**Your assignment:**
Please tally the lines below that contain the word "spectrum" and reply with the total alone.

**Excerpts from an interface dataset:**
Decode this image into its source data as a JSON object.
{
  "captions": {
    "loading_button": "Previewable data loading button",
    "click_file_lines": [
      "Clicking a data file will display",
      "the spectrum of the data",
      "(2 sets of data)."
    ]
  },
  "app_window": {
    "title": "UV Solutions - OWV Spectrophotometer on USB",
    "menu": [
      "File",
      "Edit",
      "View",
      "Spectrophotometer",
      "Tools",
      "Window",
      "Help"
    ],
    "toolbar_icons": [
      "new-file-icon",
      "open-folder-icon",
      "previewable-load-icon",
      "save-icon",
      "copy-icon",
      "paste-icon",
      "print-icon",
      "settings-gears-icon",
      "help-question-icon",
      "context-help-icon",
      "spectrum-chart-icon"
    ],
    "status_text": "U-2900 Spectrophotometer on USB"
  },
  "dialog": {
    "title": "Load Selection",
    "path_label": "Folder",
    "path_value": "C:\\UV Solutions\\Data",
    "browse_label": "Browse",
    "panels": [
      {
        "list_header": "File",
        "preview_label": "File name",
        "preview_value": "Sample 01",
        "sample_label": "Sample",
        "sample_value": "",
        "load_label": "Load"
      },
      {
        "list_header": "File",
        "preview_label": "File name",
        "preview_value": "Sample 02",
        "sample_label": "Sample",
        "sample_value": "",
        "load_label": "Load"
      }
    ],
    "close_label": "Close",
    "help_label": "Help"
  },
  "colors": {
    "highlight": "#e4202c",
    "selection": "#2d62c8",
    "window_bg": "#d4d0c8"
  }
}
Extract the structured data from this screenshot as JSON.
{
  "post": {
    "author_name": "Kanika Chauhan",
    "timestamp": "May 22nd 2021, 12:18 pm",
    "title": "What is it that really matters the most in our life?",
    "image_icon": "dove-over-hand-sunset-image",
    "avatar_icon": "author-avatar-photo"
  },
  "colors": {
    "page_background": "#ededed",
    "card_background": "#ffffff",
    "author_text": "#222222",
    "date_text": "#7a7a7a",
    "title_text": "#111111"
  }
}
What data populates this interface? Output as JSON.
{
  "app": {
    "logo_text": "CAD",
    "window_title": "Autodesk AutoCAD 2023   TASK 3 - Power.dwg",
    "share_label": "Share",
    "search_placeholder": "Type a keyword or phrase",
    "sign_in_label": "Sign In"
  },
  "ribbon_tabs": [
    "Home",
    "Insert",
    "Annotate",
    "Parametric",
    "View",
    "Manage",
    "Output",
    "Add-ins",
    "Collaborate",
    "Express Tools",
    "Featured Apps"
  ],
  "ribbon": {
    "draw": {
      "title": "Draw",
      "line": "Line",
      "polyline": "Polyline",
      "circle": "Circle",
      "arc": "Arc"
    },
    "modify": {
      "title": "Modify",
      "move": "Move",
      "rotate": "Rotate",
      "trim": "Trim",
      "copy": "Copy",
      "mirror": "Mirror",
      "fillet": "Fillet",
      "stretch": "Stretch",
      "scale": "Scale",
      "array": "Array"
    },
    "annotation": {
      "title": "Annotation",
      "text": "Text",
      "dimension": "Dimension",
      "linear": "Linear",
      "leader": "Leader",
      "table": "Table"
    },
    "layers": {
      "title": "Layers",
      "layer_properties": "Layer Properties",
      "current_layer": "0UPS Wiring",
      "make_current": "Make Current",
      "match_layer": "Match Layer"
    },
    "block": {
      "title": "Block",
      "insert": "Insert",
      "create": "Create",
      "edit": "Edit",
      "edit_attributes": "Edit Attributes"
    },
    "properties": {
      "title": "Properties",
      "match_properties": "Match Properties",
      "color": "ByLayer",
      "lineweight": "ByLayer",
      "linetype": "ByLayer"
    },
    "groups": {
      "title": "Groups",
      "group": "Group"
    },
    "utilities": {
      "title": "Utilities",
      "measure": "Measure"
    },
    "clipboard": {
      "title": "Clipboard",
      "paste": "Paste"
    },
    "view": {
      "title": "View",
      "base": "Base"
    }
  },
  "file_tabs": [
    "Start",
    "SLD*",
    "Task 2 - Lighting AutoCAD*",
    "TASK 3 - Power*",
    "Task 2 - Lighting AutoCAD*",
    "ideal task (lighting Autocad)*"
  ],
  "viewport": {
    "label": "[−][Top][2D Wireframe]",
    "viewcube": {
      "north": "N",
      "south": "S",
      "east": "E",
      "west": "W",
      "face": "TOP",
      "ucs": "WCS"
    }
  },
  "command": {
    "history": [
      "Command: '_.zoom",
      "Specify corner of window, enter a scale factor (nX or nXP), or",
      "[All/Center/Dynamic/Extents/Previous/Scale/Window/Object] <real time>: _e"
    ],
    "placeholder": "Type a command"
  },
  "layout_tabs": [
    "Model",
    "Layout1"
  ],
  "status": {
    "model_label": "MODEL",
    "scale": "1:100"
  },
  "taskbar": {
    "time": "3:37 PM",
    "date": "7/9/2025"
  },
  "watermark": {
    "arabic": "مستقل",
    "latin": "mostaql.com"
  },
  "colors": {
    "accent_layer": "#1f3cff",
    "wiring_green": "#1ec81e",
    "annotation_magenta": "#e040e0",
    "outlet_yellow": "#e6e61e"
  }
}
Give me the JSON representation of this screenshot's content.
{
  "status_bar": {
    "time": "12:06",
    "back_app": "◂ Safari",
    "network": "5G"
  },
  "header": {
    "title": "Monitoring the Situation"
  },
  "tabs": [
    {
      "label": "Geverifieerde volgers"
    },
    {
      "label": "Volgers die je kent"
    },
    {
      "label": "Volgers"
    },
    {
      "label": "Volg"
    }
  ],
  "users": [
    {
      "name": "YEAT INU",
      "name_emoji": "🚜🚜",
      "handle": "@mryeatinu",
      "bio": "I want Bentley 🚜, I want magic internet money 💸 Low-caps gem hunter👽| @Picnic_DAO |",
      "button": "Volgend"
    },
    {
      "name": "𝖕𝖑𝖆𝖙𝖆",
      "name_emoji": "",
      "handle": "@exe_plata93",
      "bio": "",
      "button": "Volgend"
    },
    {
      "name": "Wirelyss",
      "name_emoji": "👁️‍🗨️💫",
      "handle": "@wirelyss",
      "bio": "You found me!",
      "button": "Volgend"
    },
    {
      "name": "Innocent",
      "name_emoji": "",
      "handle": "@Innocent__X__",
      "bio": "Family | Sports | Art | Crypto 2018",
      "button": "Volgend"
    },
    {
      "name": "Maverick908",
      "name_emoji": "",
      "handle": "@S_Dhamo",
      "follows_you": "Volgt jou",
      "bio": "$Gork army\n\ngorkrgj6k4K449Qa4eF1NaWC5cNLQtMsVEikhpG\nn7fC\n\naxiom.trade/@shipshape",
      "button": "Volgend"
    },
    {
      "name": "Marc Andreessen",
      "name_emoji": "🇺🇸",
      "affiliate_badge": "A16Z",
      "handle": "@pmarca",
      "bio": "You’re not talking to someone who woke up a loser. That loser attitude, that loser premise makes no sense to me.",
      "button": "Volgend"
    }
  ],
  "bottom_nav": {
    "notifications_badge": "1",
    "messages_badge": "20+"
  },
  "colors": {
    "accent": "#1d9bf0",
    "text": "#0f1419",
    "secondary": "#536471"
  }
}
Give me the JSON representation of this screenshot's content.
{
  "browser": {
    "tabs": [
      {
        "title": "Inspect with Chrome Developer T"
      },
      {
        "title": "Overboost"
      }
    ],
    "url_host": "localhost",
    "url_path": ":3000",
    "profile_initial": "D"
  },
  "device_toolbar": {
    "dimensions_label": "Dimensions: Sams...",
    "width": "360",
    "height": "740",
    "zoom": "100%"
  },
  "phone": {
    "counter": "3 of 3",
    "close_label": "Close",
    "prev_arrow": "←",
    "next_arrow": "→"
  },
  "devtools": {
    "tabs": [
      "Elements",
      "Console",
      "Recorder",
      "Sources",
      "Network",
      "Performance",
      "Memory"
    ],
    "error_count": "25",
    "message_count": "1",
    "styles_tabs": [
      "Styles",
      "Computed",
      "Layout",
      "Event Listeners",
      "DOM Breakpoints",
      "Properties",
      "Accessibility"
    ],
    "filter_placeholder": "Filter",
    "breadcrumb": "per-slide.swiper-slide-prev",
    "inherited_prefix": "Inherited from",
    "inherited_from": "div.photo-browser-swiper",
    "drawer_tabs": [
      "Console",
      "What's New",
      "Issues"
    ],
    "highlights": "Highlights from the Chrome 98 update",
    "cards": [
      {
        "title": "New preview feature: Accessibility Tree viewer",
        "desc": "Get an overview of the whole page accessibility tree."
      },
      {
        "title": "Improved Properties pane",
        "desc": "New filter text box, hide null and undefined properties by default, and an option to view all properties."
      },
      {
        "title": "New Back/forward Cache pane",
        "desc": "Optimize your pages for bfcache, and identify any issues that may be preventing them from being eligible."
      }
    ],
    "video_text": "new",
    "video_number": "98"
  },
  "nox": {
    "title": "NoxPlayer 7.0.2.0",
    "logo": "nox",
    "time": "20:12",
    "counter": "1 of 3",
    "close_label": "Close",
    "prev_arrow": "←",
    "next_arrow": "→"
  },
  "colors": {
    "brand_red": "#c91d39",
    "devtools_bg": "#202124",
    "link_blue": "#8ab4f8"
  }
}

**Written answer:**
2